The Forgotten Marketing Step
I'll tell you now, if you promise to read the rest: it's analysis.
Friday was the first of the month! How many visitors did you have to your website last month? Where did they come from? What content on your site was most popular? If you’re not an analytics junkie like me, well, that’s why there’s people like me in the world.
Think about buying that new herd bull: most of you pour over sale books and pedigrees. To some, the numbers are more important than the animal itself and to others, the numbers are simply guidance. BUT, if your neighbor found the most beautiful, structurally correct, deepest, longest, thickest bull in the world and bought him without looking at the numbers, he/she could have a major disaster on their hands. Maybe the bull had a 200 lb birthweight and they went all in on a bull without knowing what impact he was going to have on their herd. You would never do that, right?
So, why would you invest in a website without knowing what you’re getting out of it? Is anyone coming to your big, beautiful, fancy new website that cost thousands of dollars? Is it converting any business? Who’s visiting from where? How did they find you? Did that expensive ad you placed in the magazine send anyone to your website? Not knowing the answers is downright scary, if you ask me. Plus the data you can gather from your website is worth the price of that new bull, if you're doing it right.
I believe the same type of analysis done in your herd, must be applied to your marketing. With an AVD website, you’ll receive monthly reports on your site’s performance. We can make adjustments to make sure we are meeting our goals.
If you have a website now, make sure you are tracking these basic metrics:
Users: Number of people visiting your site
Sessions: Number of times your site has been visited (Sessions / User tells you if people are coming back to your site)
Pageviews: Number of pages visited on your site (Pageviews / Sessions tells you if people are truly looking through your website, or seeing one page and leaving)

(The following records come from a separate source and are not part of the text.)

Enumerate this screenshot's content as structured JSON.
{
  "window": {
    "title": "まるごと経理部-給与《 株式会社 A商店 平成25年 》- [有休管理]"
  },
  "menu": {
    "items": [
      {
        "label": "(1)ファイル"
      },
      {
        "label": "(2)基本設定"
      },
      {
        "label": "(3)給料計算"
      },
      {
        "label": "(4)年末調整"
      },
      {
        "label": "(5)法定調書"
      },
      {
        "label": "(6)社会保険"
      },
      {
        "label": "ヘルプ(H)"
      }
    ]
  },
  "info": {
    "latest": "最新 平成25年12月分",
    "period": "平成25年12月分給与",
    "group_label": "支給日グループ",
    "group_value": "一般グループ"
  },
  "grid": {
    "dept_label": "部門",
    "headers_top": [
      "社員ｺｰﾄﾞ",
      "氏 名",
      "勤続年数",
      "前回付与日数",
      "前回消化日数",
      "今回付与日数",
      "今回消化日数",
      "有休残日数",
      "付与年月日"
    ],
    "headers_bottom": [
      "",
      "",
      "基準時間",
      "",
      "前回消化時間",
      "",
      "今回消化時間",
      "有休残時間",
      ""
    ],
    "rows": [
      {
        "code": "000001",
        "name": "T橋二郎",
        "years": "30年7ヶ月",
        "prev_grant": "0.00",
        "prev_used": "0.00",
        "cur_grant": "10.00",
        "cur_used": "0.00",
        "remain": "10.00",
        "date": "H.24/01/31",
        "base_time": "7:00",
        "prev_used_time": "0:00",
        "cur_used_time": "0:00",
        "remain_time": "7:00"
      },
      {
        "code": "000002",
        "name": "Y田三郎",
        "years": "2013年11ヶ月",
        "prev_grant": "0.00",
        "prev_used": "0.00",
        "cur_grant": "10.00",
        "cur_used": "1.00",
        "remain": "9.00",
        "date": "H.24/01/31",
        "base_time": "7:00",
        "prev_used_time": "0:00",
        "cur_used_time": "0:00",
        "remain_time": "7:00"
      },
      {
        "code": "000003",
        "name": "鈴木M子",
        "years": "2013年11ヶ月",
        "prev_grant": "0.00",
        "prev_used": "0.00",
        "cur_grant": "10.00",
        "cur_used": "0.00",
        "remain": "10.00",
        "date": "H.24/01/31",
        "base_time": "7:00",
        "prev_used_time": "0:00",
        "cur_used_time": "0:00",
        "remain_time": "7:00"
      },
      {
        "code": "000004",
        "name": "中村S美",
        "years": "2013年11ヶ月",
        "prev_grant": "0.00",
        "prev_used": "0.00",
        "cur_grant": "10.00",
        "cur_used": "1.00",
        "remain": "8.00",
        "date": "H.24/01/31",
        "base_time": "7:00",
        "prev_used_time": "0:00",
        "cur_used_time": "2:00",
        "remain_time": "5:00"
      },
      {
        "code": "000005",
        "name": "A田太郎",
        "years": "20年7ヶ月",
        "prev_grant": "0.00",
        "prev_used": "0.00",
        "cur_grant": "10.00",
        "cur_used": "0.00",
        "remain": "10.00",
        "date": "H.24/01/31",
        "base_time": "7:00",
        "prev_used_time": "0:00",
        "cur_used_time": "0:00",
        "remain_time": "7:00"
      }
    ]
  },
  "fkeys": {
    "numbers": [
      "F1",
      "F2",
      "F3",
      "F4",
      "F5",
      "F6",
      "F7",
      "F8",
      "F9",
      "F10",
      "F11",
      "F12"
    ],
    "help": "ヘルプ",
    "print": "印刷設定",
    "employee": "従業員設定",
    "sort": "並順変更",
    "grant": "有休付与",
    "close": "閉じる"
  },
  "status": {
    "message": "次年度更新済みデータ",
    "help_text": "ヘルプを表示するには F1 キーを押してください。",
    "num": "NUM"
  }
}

Bounce Rate: The number of visitors who see one page and leave. A lower number/percentage is best.
Time on Page: Time spent on your site per session or per user. Longer times are usually better.
A timeline of traffic: Shows traffic by days or months. Use this to see if traffic corresponds to advertising and which ads may have performed better.
Visitor Source: A chart to determine if visitors found you through a search engine, referral site, directly typed in your address, social media or other source.
Most Visited Pages: Besides your home page, where do visitors go the most? Knowing what is valuable to your visitors helps you provide more relevant content.
Geographic Audience: A map to show you where your visitors are located. Important when planning advertising and marketing priorities.
There are tons of metrics that you can track. Finding the ones important to your business and knowing how to make adjustments is imperative for any website. (Also, if you have a Facebook page, you can find all this same information about it, in Insights!) And trust me - it's a simple and worthwhile process!
If you want a free web analysis, give me a shout!